Joel M Ngugi
This course is an interdisciplinary approach to understanding the complexities inherent in efforts to simultaneously improve health and human rights in the context of the unique economic, social, political and cultural transformations (and upheavals) occurring in the Greater Horn of Africa. It will examine the multiplicity of social, economic, cultural, legal, and political factors which affect the health and well-being of individuals and societies, and interrogate working models of approaches to favorably alter them. The course will examine ways in which public health professionals, lawyers, development agencies, anthropologists, social workers, and others have theorized about social and economic change, and the history and ethical implications of their practical engagement with development intervention to improve health standards for populations in the Greater Horn of Africa. Through interdisciplinary studies, the course will seek to demonstrate the links between economic, sociological, social, historical, and political processes, changing identities and development intervention. It will examine concrete social problems in developing countries such as public health management, access to health care, women’s property rights, trade and economic development policies, the effects of armed conflicts and environmental degradation, the role of human rights, and the role of the state and regulation.
Student learning goals
1. Identify the key principles articulated in the Universal Declaration of Human Rights and the International Treaties on Human Rights related to health and human rights.
2. Analyze the inter-sectionality of the cultural, economic, social, political, ethical, ecological, and legal challenges that face the goal of ensuring the attainment of the highest possible standards of health to individuals in the Greater Horn of Africa.
3. Describe the health implications of “globalization” and discuss the relationship between economic development and the right to health.
4. Describe and assess the impact of using various social transformation tools and perspectives in designing and implementing programs and policies aimed at improving health and human rights.
5. Summarize the various cycles of development interventions in the various countries in the Greater Horn of Africa, and their impact on health.
6. Demonstrate skills in critical analysis of complex beliefs, values, legal, ethical and pragmatic principles to difficult and controversial issues at the heart of health outcomes in the contexts of justice, poverty, and knowledge.
General method of instruction
Class time will include presentations by faculty and invited lecturers with an opportunity for student response and discussion, small and large group discussion of the issues and methodology presented.
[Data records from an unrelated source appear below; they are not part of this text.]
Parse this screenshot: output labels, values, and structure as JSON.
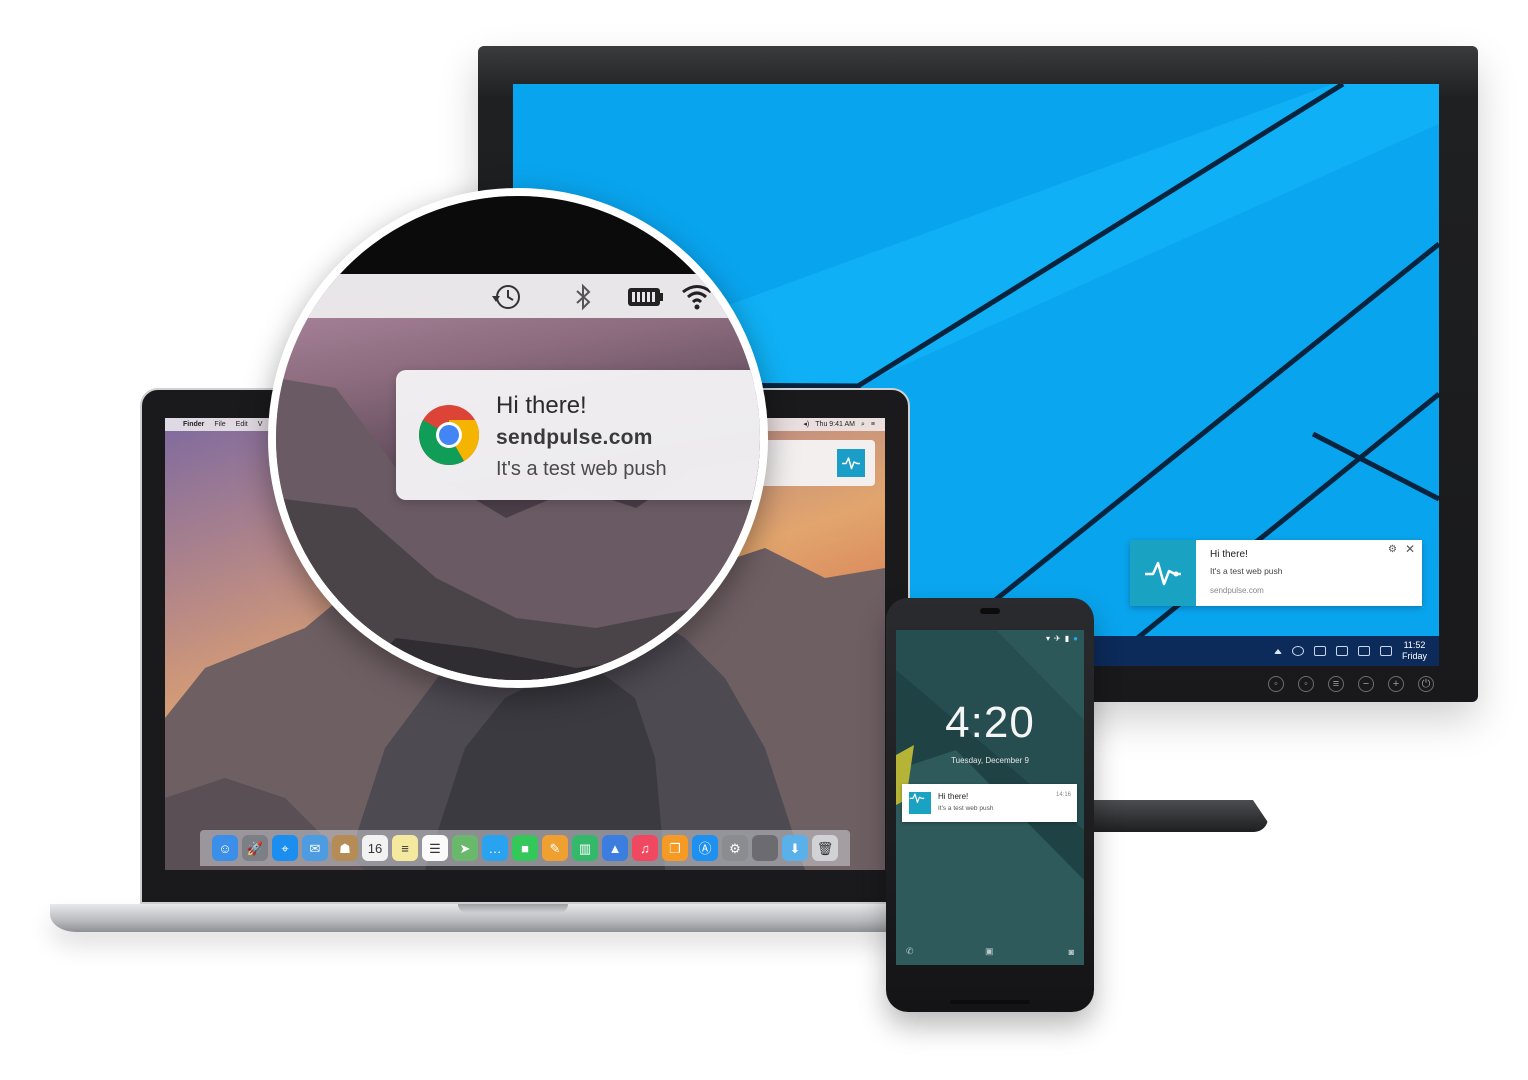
{
  "colors": {
    "windows_blue": "#09a4ee",
    "sendpulse_teal": "#1aa2c2",
    "android_bg": "#264d4f"
  },
  "icons": {
    "sendpulse": "pulse-line-icon",
    "chrome": "chrome-logo-icon",
    "time_machine": "clock-history-icon",
    "bluetooth": "bluetooth-icon",
    "battery": "battery-icon",
    "wifi": "wifi-icon"
  },
  "mac": {
    "menubar": {
      "app": "Finder",
      "items": [
        "File",
        "Edit",
        "V"
      ],
      "clock": "Thu 9:41 AM"
    },
    "dock_apps": [
      {
        "name": "finder",
        "glyph": "☺",
        "color": "#3b8fe8"
      },
      {
        "name": "launchpad",
        "glyph": "🚀",
        "color": "#7c7f86"
      },
      {
        "name": "safari",
        "glyph": "⌖",
        "color": "#1b8ef0"
      },
      {
        "name": "mail",
        "glyph": "✉",
        "color": "#4d9be0"
      },
      {
        "name": "contacts",
        "glyph": "☗",
        "color": "#b58c55"
      },
      {
        "name": "calendar",
        "glyph": "16",
        "color": "#f2f2f2"
      },
      {
        "name": "notes",
        "glyph": "≡",
        "color": "#f5e9a0"
      },
      {
        "name": "reminders",
        "glyph": "☰",
        "color": "#fafafa"
      },
      {
        "name": "maps",
        "glyph": "➤",
        "color": "#6ab86c"
      },
      {
        "name": "messages",
        "glyph": "…",
        "color": "#29a3f0"
      },
      {
        "name": "facetime",
        "glyph": "■",
        "color": "#34c759"
      },
      {
        "name": "pages",
        "glyph": "✎",
        "color": "#f0a030"
      },
      {
        "name": "numbers",
        "glyph": "▥",
        "color": "#34b86a"
      },
      {
        "name": "keynote",
        "glyph": "▲",
        "color": "#3c7ee0"
      },
      {
        "name": "itunes",
        "glyph": "♫",
        "color": "#f04860"
      },
      {
        "name": "ibooks",
        "glyph": "❐",
        "color": "#f59a24"
      },
      {
        "name": "app-store",
        "glyph": "Ⓐ",
        "color": "#1e90f0"
      },
      {
        "name": "system-preferences",
        "glyph": "⚙",
        "color": "#8a8c90"
      },
      {
        "name": "blank-app",
        "glyph": "",
        "color": "#6c6c70"
      },
      {
        "name": "downloads-folder",
        "glyph": "⬇",
        "color": "#5ab0e8"
      },
      {
        "name": "trash",
        "glyph": "🗑",
        "color": "#d0d2d6"
      }
    ]
  },
  "zoom_notification": {
    "title": "Hi there!",
    "site": "sendpulse.com",
    "message": "It's a test web push"
  },
  "windows": {
    "toast": {
      "title": "Hi there!",
      "message": "It's a test web push",
      "source": "sendpulse.com"
    },
    "clock": {
      "time": "11:52",
      "day": "Friday"
    }
  },
  "android": {
    "time": "4:20",
    "date": "Tuesday, December 9",
    "notification": {
      "title": "Hi there!",
      "message": "It's a test web push",
      "time": "14:16"
    }
  }
}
Students and faculty will explore the opportunities and challenges of viewing health related issues from the perspectives of each discipline. The primary goal of the course is to train the students to think of the challenges of “development” and social transformation in an inter-disciplinary manner; as complex societal problems for which there is no structural recipe such as a “rule of law” infusion or introduction of a “correct” model of health policy making.
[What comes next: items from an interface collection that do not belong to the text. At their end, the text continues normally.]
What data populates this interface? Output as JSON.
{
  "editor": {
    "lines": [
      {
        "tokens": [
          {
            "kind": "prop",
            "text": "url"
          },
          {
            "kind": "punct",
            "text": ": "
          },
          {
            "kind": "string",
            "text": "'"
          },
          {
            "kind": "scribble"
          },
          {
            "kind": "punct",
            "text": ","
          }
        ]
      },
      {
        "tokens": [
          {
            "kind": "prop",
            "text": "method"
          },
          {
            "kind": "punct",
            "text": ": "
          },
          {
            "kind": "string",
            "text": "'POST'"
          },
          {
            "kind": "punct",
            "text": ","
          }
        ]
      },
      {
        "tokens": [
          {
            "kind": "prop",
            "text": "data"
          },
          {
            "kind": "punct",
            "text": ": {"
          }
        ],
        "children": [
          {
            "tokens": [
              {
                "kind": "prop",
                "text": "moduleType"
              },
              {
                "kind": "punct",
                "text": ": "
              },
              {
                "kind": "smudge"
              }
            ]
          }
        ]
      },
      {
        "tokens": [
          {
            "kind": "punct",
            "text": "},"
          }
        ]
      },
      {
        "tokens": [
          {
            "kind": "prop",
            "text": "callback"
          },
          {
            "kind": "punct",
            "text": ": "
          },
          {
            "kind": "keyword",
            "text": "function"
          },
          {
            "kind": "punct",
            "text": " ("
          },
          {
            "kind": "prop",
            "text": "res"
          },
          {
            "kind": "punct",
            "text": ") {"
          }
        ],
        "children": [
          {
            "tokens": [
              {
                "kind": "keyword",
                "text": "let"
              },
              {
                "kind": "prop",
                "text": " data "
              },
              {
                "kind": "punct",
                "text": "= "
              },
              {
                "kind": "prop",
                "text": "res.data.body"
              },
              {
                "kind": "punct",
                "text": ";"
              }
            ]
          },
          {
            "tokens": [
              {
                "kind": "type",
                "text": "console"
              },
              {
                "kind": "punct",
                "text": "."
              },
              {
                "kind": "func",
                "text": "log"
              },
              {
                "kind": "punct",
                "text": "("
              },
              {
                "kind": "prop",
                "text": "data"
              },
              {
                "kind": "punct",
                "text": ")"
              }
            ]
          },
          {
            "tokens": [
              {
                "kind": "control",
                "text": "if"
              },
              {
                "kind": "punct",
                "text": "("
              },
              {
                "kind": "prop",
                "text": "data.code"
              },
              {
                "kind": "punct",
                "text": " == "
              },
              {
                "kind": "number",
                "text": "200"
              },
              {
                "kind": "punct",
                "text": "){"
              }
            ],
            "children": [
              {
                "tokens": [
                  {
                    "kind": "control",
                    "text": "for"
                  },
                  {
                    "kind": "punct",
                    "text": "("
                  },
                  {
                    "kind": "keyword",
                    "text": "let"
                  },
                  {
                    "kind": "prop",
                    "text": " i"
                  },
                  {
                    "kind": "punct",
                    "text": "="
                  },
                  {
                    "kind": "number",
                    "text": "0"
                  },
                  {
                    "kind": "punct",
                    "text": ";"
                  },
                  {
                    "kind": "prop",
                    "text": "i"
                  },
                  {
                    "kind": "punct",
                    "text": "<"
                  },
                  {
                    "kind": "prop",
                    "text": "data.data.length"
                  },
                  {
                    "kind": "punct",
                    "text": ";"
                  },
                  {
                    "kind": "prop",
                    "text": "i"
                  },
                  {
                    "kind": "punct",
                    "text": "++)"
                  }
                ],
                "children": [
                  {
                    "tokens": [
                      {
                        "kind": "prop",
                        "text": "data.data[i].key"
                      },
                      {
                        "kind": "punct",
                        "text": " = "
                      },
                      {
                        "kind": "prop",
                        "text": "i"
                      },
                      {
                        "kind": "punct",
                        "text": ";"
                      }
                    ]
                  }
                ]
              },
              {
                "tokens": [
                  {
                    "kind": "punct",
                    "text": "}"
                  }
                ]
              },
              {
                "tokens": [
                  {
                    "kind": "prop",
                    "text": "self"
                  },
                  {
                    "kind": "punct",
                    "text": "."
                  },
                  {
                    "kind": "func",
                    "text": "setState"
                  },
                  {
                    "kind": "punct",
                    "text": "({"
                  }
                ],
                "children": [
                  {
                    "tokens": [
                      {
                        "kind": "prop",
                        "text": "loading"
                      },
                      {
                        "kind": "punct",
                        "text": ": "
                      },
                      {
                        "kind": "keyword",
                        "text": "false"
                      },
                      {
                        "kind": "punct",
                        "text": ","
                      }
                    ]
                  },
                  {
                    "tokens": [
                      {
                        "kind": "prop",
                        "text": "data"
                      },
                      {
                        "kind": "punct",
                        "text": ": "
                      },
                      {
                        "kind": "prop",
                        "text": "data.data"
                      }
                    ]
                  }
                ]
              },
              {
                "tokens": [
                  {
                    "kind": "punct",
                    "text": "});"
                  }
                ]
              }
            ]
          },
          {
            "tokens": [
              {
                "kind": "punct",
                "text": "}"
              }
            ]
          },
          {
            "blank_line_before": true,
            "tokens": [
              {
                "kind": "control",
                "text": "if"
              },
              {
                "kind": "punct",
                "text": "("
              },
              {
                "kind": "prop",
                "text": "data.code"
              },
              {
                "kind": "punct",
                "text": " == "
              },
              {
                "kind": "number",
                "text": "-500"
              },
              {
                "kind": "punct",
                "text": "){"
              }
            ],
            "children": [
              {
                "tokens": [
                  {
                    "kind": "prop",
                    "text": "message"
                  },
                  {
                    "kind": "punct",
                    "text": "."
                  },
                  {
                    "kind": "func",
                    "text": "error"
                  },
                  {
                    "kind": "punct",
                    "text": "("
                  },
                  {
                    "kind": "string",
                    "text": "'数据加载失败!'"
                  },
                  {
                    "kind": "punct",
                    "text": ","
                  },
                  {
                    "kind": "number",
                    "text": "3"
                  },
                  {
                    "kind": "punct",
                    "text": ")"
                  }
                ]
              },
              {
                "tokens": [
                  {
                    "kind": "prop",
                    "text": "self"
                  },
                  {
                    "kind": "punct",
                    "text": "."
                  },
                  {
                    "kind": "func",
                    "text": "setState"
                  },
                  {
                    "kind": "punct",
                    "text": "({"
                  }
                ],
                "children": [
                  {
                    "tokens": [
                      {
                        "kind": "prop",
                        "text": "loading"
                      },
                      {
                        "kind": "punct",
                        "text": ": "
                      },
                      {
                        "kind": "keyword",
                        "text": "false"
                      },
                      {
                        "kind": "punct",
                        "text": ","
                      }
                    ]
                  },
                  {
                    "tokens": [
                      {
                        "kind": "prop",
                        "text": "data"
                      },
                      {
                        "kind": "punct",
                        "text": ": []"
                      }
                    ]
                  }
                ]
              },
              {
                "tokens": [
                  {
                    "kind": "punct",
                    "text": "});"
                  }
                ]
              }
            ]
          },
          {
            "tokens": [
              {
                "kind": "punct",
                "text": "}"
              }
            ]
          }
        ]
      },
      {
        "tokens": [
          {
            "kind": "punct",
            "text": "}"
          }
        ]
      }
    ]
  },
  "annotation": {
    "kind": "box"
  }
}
Class assignments and grading
The final grade will be based upon a mid-term exam (for undergraduate students), class participation, and a final paper (or Research Paper Option for Graduate Students.